Saturday, September 19, 2009

In a New York Times Magazine article about the writer Margaret Drabble that ran on September 13, 2009, there was a small picture of Drabble and her friend, the writer Edna O'Brien, standing around at a party in the 1970's. Looking at this picture gave me a whole other take of O'Brien's superb writing.

Edna O'Brien was gorgeous. Beautiful, a stunner. I almost gasped at her beauty looking at this thumb-high reproduction of a snapshot. (Margaret Drabble looked like reasonably attractive writer standing around at a party.)

If you could take dourness and skillfully cut it into a gleaming gem, that would be the view of human nature presented in Edna O'Brien's writing. We don't look good.

The writing is very well done and convincing. I have to rest after reading Edna O'Brien.

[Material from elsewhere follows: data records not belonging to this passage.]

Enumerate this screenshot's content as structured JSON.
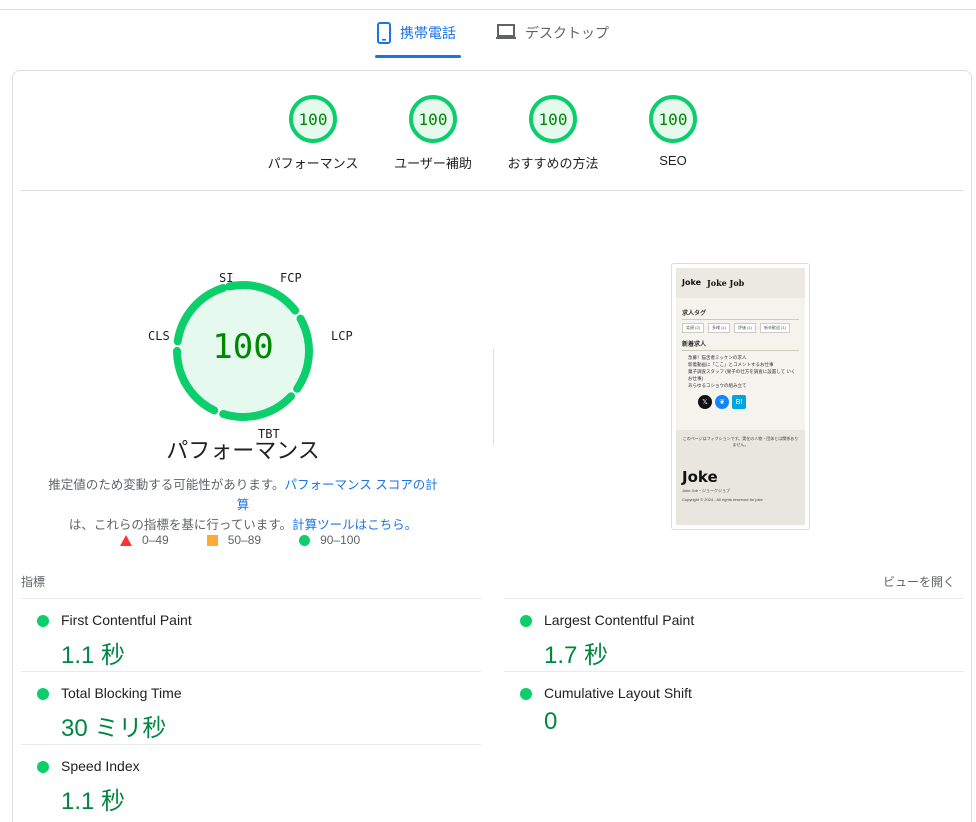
{
  "tabs": {
    "mobile": {
      "label": "携帯電話",
      "icon": "mobile-phone-icon",
      "selected": true
    },
    "desktop": {
      "label": "デスクトップ",
      "icon": "laptop-icon",
      "selected": false
    }
  },
  "summary": [
    {
      "score": "100",
      "label": "パフォーマンス"
    },
    {
      "score": "100",
      "label": "ユーザー補助"
    },
    {
      "score": "100",
      "label": "おすすめの方法"
    },
    {
      "score": "100",
      "label": "SEO"
    }
  ],
  "performance": {
    "score": "100",
    "score_value": 100,
    "title": "パフォーマンス",
    "gauge_labels": {
      "si": "SI",
      "fcp": "FCP",
      "lcp": "LCP",
      "tbt": "TBT",
      "cls": "CLS"
    },
    "desc_part1": "推定値のため変動する可能性があります。",
    "link_score_calc": "パフォーマンス スコアの計算",
    "desc_part2": "は、これらの指標を基に行っています。",
    "link_calculator": "計算ツールはこちら。"
  },
  "legend": {
    "fail": "0–49",
    "average": "50–89",
    "pass": "90–100"
  },
  "colors": {
    "pass": "#0cce6b",
    "average": "#ffaa33",
    "fail": "#ff3333",
    "accent": "#1a73e8",
    "value_green": "#018642"
  },
  "screenshot": {
    "site_logo": "Joke",
    "site_title": "Joke Job",
    "section_tags": "求人タグ",
    "tags": [
      "笑顔 (2)",
      "多様 (1)",
      "評価 (1)",
      "新卒歓迎 (1)"
    ],
    "section_new": "新着求人",
    "jobs": [
      "急募！猫舌者ミッケンの求人",
      "新着動画に「ここ」とコメントするお仕事",
      "菓子調査スタッフ (果子の仕方を調査に設置して いくお仕事)",
      "あらゆるコショウの組み立て"
    ],
    "footer_note": "このページはフィクションです。実在の人物・団体とは関係ありません。",
    "footer_logo": "Joke",
    "footer_name": "Joke Job・ジョークジョブ",
    "footer_copy": "Copyright © 2024 - All rights reserved for joke"
  },
  "metrics": {
    "heading": "指標",
    "expand": "ビューを開く",
    "items": [
      {
        "name": "First Contentful Paint",
        "value": "1.1 秒"
      },
      {
        "name": "Largest Contentful Paint",
        "value": "1.7 秒"
      },
      {
        "name": "Total Blocking Time",
        "value": "30 ミリ秒"
      },
      {
        "name": "Cumulative Layout Shift",
        "value": "0"
      },
      {
        "name": "Speed Index",
        "value": "1.1 秒"
      }
    ]
  }
}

Physical beauty doesn't bring out the best in human observers. It often evokes in people who see it something much like desperate, self-centered greed. A person walking around on planet Earth being beautiful has many chances to see the everyday yuck of how people are. Any writing by Edna O'Brien is a useful bucket of cold water on mushy mindedness.